→ TASK
Every record should be written out again in full, with no character altered.

*** Opening DATA FOR PROCESSING ***

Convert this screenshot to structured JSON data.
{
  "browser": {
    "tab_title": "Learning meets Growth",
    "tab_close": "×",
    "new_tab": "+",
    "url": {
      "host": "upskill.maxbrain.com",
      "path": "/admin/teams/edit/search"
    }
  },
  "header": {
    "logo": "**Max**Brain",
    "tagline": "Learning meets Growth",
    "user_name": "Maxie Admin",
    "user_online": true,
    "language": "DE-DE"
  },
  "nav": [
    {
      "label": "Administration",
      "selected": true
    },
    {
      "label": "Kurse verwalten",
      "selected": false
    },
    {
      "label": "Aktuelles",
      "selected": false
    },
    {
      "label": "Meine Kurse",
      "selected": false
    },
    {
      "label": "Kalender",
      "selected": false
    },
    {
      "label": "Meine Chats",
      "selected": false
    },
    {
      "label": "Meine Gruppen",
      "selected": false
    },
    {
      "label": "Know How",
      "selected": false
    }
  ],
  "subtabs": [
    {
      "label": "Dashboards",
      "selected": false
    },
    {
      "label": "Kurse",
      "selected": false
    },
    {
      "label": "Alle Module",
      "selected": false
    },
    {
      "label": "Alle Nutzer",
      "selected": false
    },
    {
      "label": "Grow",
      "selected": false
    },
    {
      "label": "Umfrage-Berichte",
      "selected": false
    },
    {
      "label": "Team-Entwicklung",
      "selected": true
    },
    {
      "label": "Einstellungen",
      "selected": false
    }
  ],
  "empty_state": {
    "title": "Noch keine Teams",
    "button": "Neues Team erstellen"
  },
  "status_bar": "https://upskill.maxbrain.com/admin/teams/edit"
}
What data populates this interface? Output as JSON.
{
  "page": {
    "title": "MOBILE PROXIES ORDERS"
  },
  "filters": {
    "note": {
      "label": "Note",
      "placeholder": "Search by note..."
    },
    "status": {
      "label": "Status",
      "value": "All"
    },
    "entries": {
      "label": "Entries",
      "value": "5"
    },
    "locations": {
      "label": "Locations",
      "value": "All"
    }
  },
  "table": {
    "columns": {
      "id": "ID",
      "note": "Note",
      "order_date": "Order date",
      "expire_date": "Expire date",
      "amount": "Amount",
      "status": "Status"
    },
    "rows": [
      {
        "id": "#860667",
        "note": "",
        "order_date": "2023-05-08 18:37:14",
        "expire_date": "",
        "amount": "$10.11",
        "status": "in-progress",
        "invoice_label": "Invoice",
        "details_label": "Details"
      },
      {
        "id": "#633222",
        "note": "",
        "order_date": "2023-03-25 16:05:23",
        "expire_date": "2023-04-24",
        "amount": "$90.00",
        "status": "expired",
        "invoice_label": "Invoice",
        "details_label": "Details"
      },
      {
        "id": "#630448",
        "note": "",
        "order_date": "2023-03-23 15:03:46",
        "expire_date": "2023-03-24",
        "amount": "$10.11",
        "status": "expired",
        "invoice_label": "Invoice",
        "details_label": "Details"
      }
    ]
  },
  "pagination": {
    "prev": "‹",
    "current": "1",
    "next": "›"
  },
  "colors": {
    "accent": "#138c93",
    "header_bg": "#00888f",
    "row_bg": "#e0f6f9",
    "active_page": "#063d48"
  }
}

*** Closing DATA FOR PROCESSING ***

→ FINISHED TASK
Convert this screenshot to structured JSON data.
{
  "browser": {
    "tab_title": "Learning meets Growth",
    "tab_close": "×",
    "new_tab": "+",
    "url": {
      "host": "upskill.maxbrain.com",
      "path": "/admin/teams/edit/search"
    }
  },
  "header": {
    "logo": "**Max**Brain",
    "tagline": "Learning meets Growth",
    "user_name": "Maxie Admin",
    "user_online": true,
    "language": "DE-DE"
  },
  "nav": [
    {
      "label": "Administration",
      "selected": true
    },
    {
      "label": "Kurse verwalten",
      "selected": false
    },
    {
      "label": "Aktuelles",
      "selected": false
    },
    {
      "label": "Meine Kurse",
      "selected": false
    },
    {
      "label": "Kalender",
      "selected": false
    },
    {
      "label": "Meine Chats",
      "selected": false
    },
    {
      "label": "Meine Gruppen",
      "selected": false
    },
    {
      "label": "Know How",
      "selected": false
    }
  ],
  "subtabs": [
    {
      "label": "Dashboards",
      "selected": false
    },
    {
      "label": "Kurse",
      "selected": false
    },
    {
      "label": "Alle Module",
      "selected": false
    },
    {
      "label": "Alle Nutzer",
      "selected": false
    },
    {
      "label": "Grow",
      "selected": false
    },
    {
      "label": "Umfrage-Berichte",
      "selected": false
    },
    {
      "label": "Team-Entwicklung",
      "selected": true
    },
    {
      "label": "Einstellungen",
      "selected": false
    }
  ],
  "empty_state": {
    "title": "Noch keine Teams",
    "button": "Neues Team erstellen"
  },
  "status_bar": "https://upskill.maxbrain.com/admin/teams/edit"
}
What data populates this interface? Output as JSON.
{
  "page": {
    "title": "MOBILE PROXIES ORDERS"
  },
  "filters": {
    "note": {
      "label": "Note",
      "placeholder": "Search by note..."
    },
    "status": {
      "label": "Status",
      "value": "All"
    },
    "entries": {
      "label": "Entries",
      "value": "5"
    },
    "locations": {
      "label": "Locations",
      "value": "All"
    }
  },
  "table": {
    "columns": {
      "id": "ID",
      "note": "Note",
      "order_date": "Order date",
      "expire_date": "Expire date",
      "amount": "Amount",
      "status": "Status"
    },
    "rows": [
      {
        "id": "#860667",
        "note": "",
        "order_date": "2023-05-08 18:37:14",
        "expire_date": "",
        "amount": "$10.11",
        "status": "in-progress",
        "invoice_label": "Invoice",
        "details_label": "Details"
      },
      {
        "id": "#633222",
        "note": "",
        "order_date": "2023-03-25 16:05:23",
        "expire_date": "2023-04-24",
        "amount": "$90.00",
        "status": "expired",
        "invoice_label": "Invoice",
        "details_label": "Details"
      },
      {
        "id": "#630448",
        "note": "",
        "order_date": "2023-03-23 15:03:46",
        "expire_date": "2023-03-24",
        "amount": "$10.11",
        "status": "expired",
        "invoice_label": "Invoice",
        "details_label": "Details"
      }
    ]
  },
  "pagination": {
    "prev": "‹",
    "current": "1",
    "next": "›"
  },
  "colors": {
    "accent": "#138c93",
    "header_bg": "#00888f",
    "row_bg": "#e0f6f9",
    "active_page": "#063d48"
  }
}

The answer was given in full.